◆ **EXERCISE PROMPT**: The records that follow should be retyped word for word.

DATA TO EXAMINE section start

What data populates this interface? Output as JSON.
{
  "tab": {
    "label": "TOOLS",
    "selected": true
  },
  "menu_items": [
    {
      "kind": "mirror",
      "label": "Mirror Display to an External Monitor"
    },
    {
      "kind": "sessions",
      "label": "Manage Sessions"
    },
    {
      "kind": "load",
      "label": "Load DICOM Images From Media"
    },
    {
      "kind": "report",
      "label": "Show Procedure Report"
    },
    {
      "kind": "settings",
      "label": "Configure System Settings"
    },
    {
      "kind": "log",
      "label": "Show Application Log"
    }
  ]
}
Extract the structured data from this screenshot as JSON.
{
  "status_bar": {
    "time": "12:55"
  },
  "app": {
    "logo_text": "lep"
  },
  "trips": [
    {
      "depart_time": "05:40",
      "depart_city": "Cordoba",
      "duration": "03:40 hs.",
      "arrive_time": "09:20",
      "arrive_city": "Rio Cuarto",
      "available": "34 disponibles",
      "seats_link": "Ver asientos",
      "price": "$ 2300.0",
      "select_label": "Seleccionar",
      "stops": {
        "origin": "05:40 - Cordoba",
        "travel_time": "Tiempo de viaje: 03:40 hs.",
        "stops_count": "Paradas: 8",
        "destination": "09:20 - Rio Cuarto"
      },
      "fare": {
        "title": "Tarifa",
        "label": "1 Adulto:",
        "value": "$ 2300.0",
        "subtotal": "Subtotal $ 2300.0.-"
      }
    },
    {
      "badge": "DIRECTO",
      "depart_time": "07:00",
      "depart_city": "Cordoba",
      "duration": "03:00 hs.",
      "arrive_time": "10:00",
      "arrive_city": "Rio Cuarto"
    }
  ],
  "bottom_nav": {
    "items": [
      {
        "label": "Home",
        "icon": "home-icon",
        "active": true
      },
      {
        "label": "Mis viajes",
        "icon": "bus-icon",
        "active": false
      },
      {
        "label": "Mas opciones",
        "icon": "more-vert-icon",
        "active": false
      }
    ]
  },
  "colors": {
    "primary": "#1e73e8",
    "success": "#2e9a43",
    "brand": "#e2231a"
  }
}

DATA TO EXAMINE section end

◆ **OUTPUT FOR THIS TASK**:
What data populates this interface? Output as JSON.
{
  "tab": {
    "label": "TOOLS",
    "selected": true
  },
  "menu_items": [
    {
      "kind": "mirror",
      "label": "Mirror Display to an External Monitor"
    },
    {
      "kind": "sessions",
      "label": "Manage Sessions"
    },
    {
      "kind": "load",
      "label": "Load DICOM Images From Media"
    },
    {
      "kind": "report",
      "label": "Show Procedure Report"
    },
    {
      "kind": "settings",
      "label": "Configure System Settings"
    },
    {
      "kind": "log",
      "label": "Show Application Log"
    }
  ]
}
Extract the structured data from this screenshot as JSON.
{
  "status_bar": {
    "time": "12:55"
  },
  "app": {
    "logo_text": "lep"
  },
  "trips": [
    {
      "depart_time": "05:40",
      "depart_city": "Cordoba",
      "duration": "03:40 hs.",
      "arrive_time": "09:20",
      "arrive_city": "Rio Cuarto",
      "available": "34 disponibles",
      "seats_link": "Ver asientos",
      "price": "$ 2300.0",
      "select_label": "Seleccionar",
      "stops": {
        "origin": "05:40 - Cordoba",
        "travel_time": "Tiempo de viaje: 03:40 hs.",
        "stops_count": "Paradas: 8",
        "destination": "09:20 - Rio Cuarto"
      },
      "fare": {
        "title": "Tarifa",
        "label": "1 Adulto:",
        "value": "$ 2300.0",
        "subtotal": "Subtotal $ 2300.0.-"
      }
    },
    {
      "badge": "DIRECTO",
      "depart_time": "07:00",
      "depart_city": "Cordoba",
      "duration": "03:00 hs.",
      "arrive_time": "10:00",
      "arrive_city": "Rio Cuarto"
    }
  ],
  "bottom_nav": {
    "items": [
      {
        "label": "Home",
        "icon": "home-icon",
        "active": true
      },
      {
        "label": "Mis viajes",
        "icon": "bus-icon",
        "active": false
      },
      {
        "label": "Mas opciones",
        "icon": "more-vert-icon",
        "active": false
      }
    ]
  },
  "colors": {
    "primary": "#1e73e8",
    "success": "#2e9a43",
    "brand": "#e2231a"
  }
}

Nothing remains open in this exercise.